Once the data has been read, print it back in full, exactly.

- [Input records]
════
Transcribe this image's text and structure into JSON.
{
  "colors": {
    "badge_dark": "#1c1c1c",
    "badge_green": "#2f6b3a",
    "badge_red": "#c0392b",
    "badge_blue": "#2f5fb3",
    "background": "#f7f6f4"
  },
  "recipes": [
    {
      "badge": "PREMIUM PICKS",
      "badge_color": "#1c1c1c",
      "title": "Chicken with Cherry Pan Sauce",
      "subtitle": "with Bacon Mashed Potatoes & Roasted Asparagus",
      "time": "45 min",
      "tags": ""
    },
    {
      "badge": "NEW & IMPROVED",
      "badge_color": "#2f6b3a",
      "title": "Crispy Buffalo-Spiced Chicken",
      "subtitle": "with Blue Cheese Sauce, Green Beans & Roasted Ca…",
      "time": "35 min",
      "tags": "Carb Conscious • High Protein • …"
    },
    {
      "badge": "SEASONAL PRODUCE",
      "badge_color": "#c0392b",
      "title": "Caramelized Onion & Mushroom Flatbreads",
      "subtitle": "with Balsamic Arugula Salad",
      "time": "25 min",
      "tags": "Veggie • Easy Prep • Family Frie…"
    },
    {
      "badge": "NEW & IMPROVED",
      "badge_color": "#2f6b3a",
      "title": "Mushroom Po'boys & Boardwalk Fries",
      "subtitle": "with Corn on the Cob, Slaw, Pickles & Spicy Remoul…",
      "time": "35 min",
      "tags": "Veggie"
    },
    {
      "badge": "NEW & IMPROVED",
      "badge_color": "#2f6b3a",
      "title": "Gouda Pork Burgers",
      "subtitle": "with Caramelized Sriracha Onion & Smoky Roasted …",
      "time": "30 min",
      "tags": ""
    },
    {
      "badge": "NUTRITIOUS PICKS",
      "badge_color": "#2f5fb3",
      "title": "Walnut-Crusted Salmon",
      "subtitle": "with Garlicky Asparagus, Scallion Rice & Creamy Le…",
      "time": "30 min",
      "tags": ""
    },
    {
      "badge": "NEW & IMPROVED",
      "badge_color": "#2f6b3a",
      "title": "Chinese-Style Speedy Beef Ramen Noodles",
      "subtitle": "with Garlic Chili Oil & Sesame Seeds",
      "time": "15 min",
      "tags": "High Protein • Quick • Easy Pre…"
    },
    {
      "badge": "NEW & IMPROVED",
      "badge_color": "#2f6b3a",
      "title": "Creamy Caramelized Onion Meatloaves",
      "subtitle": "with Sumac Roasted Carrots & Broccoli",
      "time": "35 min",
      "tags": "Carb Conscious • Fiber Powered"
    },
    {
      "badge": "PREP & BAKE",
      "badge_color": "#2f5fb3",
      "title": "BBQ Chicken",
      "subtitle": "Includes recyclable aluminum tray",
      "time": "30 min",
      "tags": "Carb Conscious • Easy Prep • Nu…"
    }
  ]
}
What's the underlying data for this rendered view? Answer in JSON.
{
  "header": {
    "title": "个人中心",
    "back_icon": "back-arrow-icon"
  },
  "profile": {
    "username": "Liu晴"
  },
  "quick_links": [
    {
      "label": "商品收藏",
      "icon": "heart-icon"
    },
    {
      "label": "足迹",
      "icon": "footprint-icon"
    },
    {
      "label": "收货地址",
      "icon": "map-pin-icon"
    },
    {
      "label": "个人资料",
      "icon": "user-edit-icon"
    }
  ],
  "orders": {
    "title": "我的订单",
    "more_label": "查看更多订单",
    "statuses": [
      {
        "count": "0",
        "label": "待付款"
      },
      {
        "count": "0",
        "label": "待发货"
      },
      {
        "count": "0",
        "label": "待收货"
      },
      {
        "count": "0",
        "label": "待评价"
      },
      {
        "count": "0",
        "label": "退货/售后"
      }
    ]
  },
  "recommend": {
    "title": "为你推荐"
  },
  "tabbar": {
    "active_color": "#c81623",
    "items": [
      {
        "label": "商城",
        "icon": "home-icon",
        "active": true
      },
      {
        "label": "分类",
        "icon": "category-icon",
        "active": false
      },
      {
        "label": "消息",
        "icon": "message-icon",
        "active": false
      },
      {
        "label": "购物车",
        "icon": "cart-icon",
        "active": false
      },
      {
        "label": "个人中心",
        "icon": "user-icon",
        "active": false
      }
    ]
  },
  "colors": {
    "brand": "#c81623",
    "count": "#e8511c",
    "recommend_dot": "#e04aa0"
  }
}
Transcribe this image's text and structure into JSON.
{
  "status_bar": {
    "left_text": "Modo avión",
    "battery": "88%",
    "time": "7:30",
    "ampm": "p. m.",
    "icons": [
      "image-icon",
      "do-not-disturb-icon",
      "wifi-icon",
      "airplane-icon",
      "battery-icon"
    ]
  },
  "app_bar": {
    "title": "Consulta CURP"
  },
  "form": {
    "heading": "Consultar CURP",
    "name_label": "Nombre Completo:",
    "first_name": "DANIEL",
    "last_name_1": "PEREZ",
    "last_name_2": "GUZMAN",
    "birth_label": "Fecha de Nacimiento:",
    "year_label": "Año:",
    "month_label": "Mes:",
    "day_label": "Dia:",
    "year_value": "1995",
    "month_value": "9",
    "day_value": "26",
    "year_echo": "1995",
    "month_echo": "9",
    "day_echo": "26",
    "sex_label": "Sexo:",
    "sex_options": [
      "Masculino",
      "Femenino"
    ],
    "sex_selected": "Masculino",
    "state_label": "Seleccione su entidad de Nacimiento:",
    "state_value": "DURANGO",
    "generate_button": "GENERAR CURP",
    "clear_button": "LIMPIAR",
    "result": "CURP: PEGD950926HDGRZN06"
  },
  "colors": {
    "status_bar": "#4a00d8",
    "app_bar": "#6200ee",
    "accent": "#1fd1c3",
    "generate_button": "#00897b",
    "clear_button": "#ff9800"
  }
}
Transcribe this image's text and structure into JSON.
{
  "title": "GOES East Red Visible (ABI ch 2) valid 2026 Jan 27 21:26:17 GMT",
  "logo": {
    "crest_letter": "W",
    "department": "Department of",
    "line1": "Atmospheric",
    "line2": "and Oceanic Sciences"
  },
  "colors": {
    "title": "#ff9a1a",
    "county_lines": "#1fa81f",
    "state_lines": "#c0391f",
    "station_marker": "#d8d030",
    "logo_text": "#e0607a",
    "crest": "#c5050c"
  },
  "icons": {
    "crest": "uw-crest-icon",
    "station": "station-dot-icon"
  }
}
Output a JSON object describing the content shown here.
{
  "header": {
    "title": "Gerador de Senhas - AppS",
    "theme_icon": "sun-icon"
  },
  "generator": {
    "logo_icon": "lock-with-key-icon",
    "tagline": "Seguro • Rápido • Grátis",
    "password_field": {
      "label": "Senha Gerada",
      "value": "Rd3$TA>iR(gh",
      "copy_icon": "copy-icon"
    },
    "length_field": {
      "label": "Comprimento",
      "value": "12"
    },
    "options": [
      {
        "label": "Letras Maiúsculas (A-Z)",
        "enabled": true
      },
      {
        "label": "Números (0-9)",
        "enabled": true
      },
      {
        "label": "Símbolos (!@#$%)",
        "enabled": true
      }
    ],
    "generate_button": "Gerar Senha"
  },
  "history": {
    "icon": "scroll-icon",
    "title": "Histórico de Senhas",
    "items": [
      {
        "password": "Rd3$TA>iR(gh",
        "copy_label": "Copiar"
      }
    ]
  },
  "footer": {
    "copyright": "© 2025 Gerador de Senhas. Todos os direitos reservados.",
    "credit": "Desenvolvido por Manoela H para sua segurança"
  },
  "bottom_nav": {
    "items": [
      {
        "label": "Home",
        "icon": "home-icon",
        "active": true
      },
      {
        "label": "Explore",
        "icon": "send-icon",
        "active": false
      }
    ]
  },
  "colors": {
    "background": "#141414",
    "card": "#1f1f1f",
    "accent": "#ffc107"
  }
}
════
- [Result]
Transcribe this image's text and structure into JSON.
{
  "colors": {
    "badge_dark": "#1c1c1c",
    "badge_green": "#2f6b3a",
    "badge_red": "#c0392b",
    "badge_blue": "#2f5fb3",
    "background": "#f7f6f4"
  },
  "recipes": [
    {
      "badge": "PREMIUM PICKS",
      "badge_color": "#1c1c1c",
      "title": "Chicken with Cherry Pan Sauce",
      "subtitle": "with Bacon Mashed Potatoes & Roasted Asparagus",
      "time": "45 min",
      "tags": ""
    },
    {
      "badge": "NEW & IMPROVED",
      "badge_color": "#2f6b3a",
      "title": "Crispy Buffalo-Spiced Chicken",
      "subtitle": "with Blue Cheese Sauce, Green Beans & Roasted Ca…",
      "time": "35 min",
      "tags": "Carb Conscious • High Protein • …"
    },
    {
      "badge": "SEASONAL PRODUCE",
      "badge_color": "#c0392b",
      "title": "Caramelized Onion & Mushroom Flatbreads",
      "subtitle": "with Balsamic Arugula Salad",
      "time": "25 min",
      "tags": "Veggie • Easy Prep • Family Frie…"
    },
    {
      "badge": "NEW & IMPROVED",
      "badge_color": "#2f6b3a",
      "title": "Mushroom Po'boys & Boardwalk Fries",
      "subtitle": "with Corn on the Cob, Slaw, Pickles & Spicy Remoul…",
      "time": "35 min",
      "tags": "Veggie"
    },
    {
      "badge": "NEW & IMPROVED",
      "badge_color": "#2f6b3a",
      "title": "Gouda Pork Burgers",
      "subtitle": "with Caramelized Sriracha Onion & Smoky Roasted …",
      "time": "30 min",
      "tags": ""
    },
    {
      "badge": "NUTRITIOUS PICKS",
      "badge_color": "#2f5fb3",
      "title": "Walnut-Crusted Salmon",
      "subtitle": "with Garlicky Asparagus, Scallion Rice & Creamy Le…",
      "time": "30 min",
      "tags": ""
    },
    {
      "badge": "NEW & IMPROVED",
      "badge_color": "#2f6b3a",
      "title": "Chinese-Style Speedy Beef Ramen Noodles",
      "subtitle": "with Garlic Chili Oil & Sesame Seeds",
      "time": "15 min",
      "tags": "High Protein • Quick • Easy Pre…"
    },
    {
      "badge": "NEW & IMPROVED",
      "badge_color": "#2f6b3a",
      "title": "Creamy Caramelized Onion Meatloaves",
      "subtitle": "with Sumac Roasted Carrots & Broccoli",
      "time": "35 min",
      "tags": "Carb Conscious • Fiber Powered"
    },
    {
      "badge": "PREP & BAKE",
      "badge_color": "#2f5fb3",
      "title": "BBQ Chicken",
      "subtitle": "Includes recyclable aluminum tray",
      "time": "30 min",
      "tags": "Carb Conscious • Easy Prep • Nu…"
    }
  ]
}
What's the underlying data for this rendered view? Answer in JSON.
{
  "header": {
    "title": "个人中心",
    "back_icon": "back-arrow-icon"
  },
  "profile": {
    "username": "Liu晴"
  },
  "quick_links": [
    {
      "label": "商品收藏",
      "icon": "heart-icon"
    },
    {
      "label": "足迹",
      "icon": "footprint-icon"
    },
    {
      "label": "收货地址",
      "icon": "map-pin-icon"
    },
    {
      "label": "个人资料",
      "icon": "user-edit-icon"
    }
  ],
  "orders": {
    "title": "我的订单",
    "more_label": "查看更多订单",
    "statuses": [
      {
        "count": "0",
        "label": "待付款"
      },
      {
        "count": "0",
        "label": "待发货"
      },
      {
        "count": "0",
        "label": "待收货"
      },
      {
        "count": "0",
        "label": "待评价"
      },
      {
        "count": "0",
        "label": "退货/售后"
      }
    ]
  },
  "recommend": {
    "title": "为你推荐"
  },
  "tabbar": {
    "active_color": "#c81623",
    "items": [
      {
        "label": "商城",
        "icon": "home-icon",
        "active": true
      },
      {
        "label": "分类",
        "icon": "category-icon",
        "active": false
      },
      {
        "label": "消息",
        "icon": "message-icon",
        "active": false
      },
      {
        "label": "购物车",
        "icon": "cart-icon",
        "active": false
      },
      {
        "label": "个人中心",
        "icon": "user-icon",
        "active": false
      }
    ]
  },
  "colors": {
    "brand": "#c81623",
    "count": "#e8511c",
    "recommend_dot": "#e04aa0"
  }
}
Transcribe this image's text and structure into JSON.
{
  "status_bar": {
    "left_text": "Modo avión",
    "battery": "88%",
    "time": "7:30",
    "ampm": "p. m.",
    "icons": [
      "image-icon",
      "do-not-disturb-icon",
      "wifi-icon",
      "airplane-icon",
      "battery-icon"
    ]
  },
  "app_bar": {
    "title": "Consulta CURP"
  },
  "form": {
    "heading": "Consultar CURP",
    "name_label": "Nombre Completo:",
    "first_name": "DANIEL",
    "last_name_1": "PEREZ",
    "last_name_2": "GUZMAN",
    "birth_label": "Fecha de Nacimiento:",
    "year_label": "Año:",
    "month_label": "Mes:",
    "day_label": "Dia:",
    "year_value": "1995",
    "month_value": "9",
    "day_value": "26",
    "year_echo": "1995",
    "month_echo": "9",
    "day_echo": "26",
    "sex_label": "Sexo:",
    "sex_options": [
      "Masculino",
      "Femenino"
    ],
    "sex_selected": "Masculino",
    "state_label": "Seleccione su entidad de Nacimiento:",
    "state_value": "DURANGO",
    "generate_button": "GENERAR CURP",
    "clear_button": "LIMPIAR",
    "result": "CURP: PEGD950926HDGRZN06"
  },
  "colors": {
    "status_bar": "#4a00d8",
    "app_bar": "#6200ee",
    "accent": "#1fd1c3",
    "generate_button": "#00897b",
    "clear_button": "#ff9800"
  }
}
Transcribe this image's text and structure into JSON.
{
  "title": "GOES East Red Visible (ABI ch 2) valid 2026 Jan 27 21:26:17 GMT",
  "logo": {
    "crest_letter": "W",
    "department": "Department of",
    "line1": "Atmospheric",
    "line2": "and Oceanic Sciences"
  },
  "colors": {
    "title": "#ff9a1a",
    "county_lines": "#1fa81f",
    "state_lines": "#c0391f",
    "station_marker": "#d8d030",
    "logo_text": "#e0607a",
    "crest": "#c5050c"
  },
  "icons": {
    "crest": "uw-crest-icon",
    "station": "station-dot-icon"
  }
}
Output a JSON object describing the content shown here.
{
  "header": {
    "title": "Gerador de Senhas - AppS",
    "theme_icon": "sun-icon"
  },
  "generator": {
    "logo_icon": "lock-with-key-icon",
    "tagline": "Seguro • Rápido • Grátis",
    "password_field": {
      "label": "Senha Gerada",
      "value": "Rd3$TA>iR(gh",
      "copy_icon": "copy-icon"
    },
    "length_field": {
      "label": "Comprimento",
      "value": "12"
    },
    "options": [
      {
        "label": "Letras Maiúsculas (A-Z)",
        "enabled": true
      },
      {
        "label": "Números (0-9)",
        "enabled": true
      },
      {
        "label": "Símbolos (!@#$%)",
        "enabled": true
      }
    ],
    "generate_button": "Gerar Senha"
  },
  "history": {
    "icon": "scroll-icon",
    "title": "Histórico de Senhas",
    "items": [
      {
        "password": "Rd3$TA>iR(gh",
        "copy_label": "Copiar"
      }
    ]
  },
  "footer": {
    "copyright": "© 2025 Gerador de Senhas. Todos os direitos reservados.",
    "credit": "Desenvolvido por Manoela H para sua segurança"
  },
  "bottom_nav": {
    "items": [
      {
        "label": "Home",
        "icon": "home-icon",
        "active": true
      },
      {
        "label": "Explore",
        "icon": "send-icon",
        "active": false
      }
    ]
  },
  "colors": {
    "background": "#141414",
    "card": "#1f1f1f",
    "accent": "#ffc107"
  }
}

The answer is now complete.